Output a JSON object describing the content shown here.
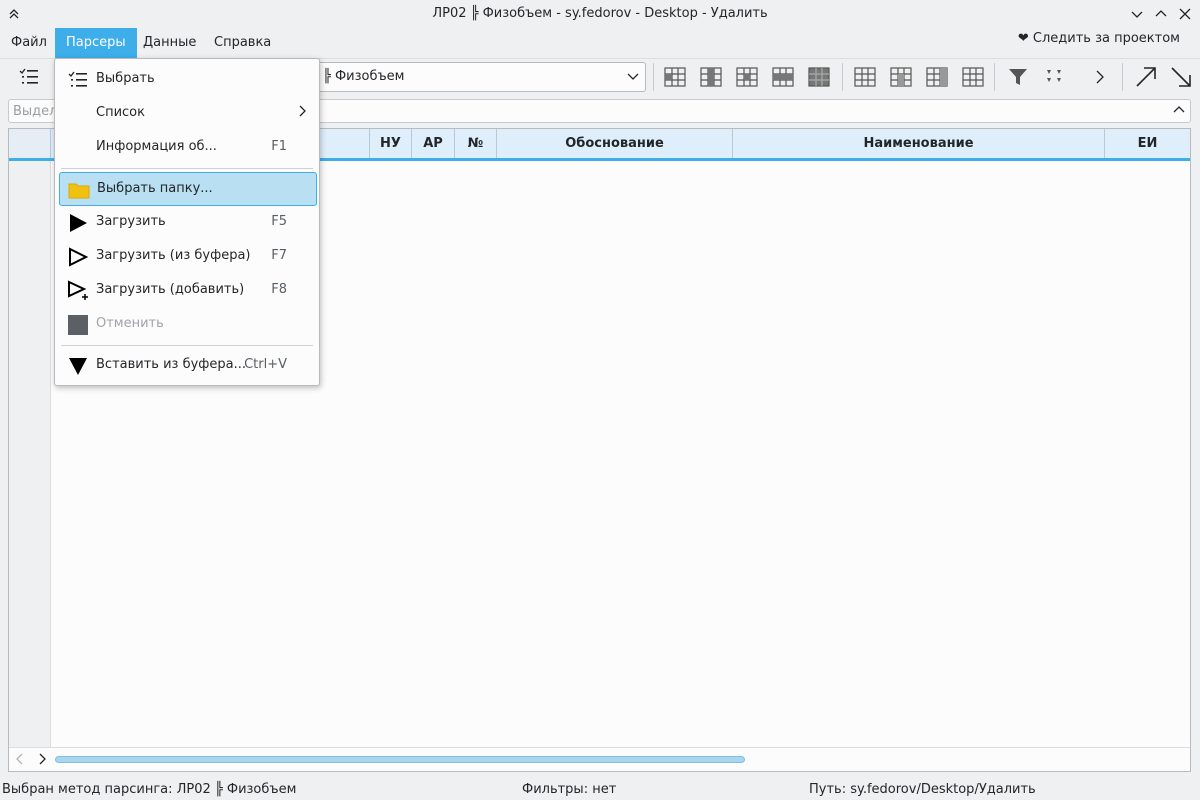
{
  "window": {
    "title": "ЛР02 ╠ Физобъем - sy.fedorov - Desktop - Удалить"
  },
  "menubar": {
    "items": [
      "Файл",
      "Парсеры",
      "Данные",
      "Справка"
    ],
    "follow_label": "❤ Следить за проектом"
  },
  "toolbar": {
    "combo_value": "╠ Физобъем"
  },
  "filter": {
    "placeholder": "Выдел"
  },
  "table": {
    "columns": [
      "НУ",
      "АР",
      "№",
      "Обоснование",
      "Наименование",
      "ЕИ"
    ]
  },
  "dropdown": {
    "items": [
      {
        "label": "Выбрать",
        "shortcut": "",
        "icon": "list-select-icon"
      },
      {
        "label": "Список",
        "shortcut": "",
        "icon": "",
        "submenu": true
      },
      {
        "label": "Информация об...",
        "shortcut": "F1",
        "icon": ""
      },
      {
        "label": "Выбрать папку...",
        "shortcut": "",
        "icon": "folder-icon"
      },
      {
        "label": "Загрузить",
        "shortcut": "F5",
        "icon": "play-filled-icon"
      },
      {
        "label": "Загрузить (из буфера)",
        "shortcut": "F7",
        "icon": "play-outline-icon"
      },
      {
        "label": "Загрузить (добавить)",
        "shortcut": "F8",
        "icon": "play-add-icon"
      },
      {
        "label": "Отменить",
        "shortcut": "",
        "icon": "stop-icon",
        "disabled": true
      },
      {
        "label": "Вставить из буфера...",
        "shortcut": "Ctrl+V",
        "icon": "down-triangle-icon"
      }
    ]
  },
  "status": {
    "method": "Выбран метод парсинга: ЛР02 ╠ Физобъем",
    "filters": "Фильтры: нет",
    "path": "Путь: sy.fedorov/Desktop/Удалить"
  },
  "colors": {
    "accent": "#3daee9",
    "highlight": "#b9dff3",
    "folder": "#f0c20f"
  }
}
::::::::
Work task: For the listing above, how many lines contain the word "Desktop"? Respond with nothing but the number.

Expected output: 2